++++ INPUT RECORDS

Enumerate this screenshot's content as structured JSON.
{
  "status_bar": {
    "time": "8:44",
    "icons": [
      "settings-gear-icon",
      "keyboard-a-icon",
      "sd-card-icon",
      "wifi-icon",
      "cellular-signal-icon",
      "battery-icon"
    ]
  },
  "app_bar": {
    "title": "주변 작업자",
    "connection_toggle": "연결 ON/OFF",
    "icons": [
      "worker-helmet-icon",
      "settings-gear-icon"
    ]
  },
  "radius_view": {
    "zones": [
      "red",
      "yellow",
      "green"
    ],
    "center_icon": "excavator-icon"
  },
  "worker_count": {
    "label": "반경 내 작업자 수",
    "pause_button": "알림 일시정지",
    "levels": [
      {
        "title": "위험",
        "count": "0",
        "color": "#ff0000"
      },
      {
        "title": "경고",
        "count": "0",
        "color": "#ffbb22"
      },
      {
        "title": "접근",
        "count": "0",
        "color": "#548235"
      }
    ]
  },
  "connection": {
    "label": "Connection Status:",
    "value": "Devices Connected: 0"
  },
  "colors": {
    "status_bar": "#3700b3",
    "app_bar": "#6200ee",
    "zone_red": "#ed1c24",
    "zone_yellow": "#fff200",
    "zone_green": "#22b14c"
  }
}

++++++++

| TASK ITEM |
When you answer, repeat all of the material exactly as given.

| ANSWER TO THIS TASK |
Enumerate this screenshot's content as structured JSON.
{
  "status_bar": {
    "time": "8:44",
    "icons": [
      "settings-gear-icon",
      "keyboard-a-icon",
      "sd-card-icon",
      "wifi-icon",
      "cellular-signal-icon",
      "battery-icon"
    ]
  },
  "app_bar": {
    "title": "주변 작업자",
    "connection_toggle": "연결 ON/OFF",
    "icons": [
      "worker-helmet-icon",
      "settings-gear-icon"
    ]
  },
  "radius_view": {
    "zones": [
      "red",
      "yellow",
      "green"
    ],
    "center_icon": "excavator-icon"
  },
  "worker_count": {
    "label": "반경 내 작업자 수",
    "pause_button": "알림 일시정지",
    "levels": [
      {
        "title": "위험",
        "count": "0",
        "color": "#ff0000"
      },
      {
        "title": "경고",
        "count": "0",
        "color": "#ffbb22"
      },
      {
        "title": "접근",
        "count": "0",
        "color": "#548235"
      }
    ]
  },
  "connection": {
    "label": "Connection Status:",
    "value": "Devices Connected: 0"
  },
  "colors": {
    "status_bar": "#3700b3",
    "app_bar": "#6200ee",
    "zone_red": "#ed1c24",
    "zone_yellow": "#fff200",
    "zone_green": "#22b14c"
  }
}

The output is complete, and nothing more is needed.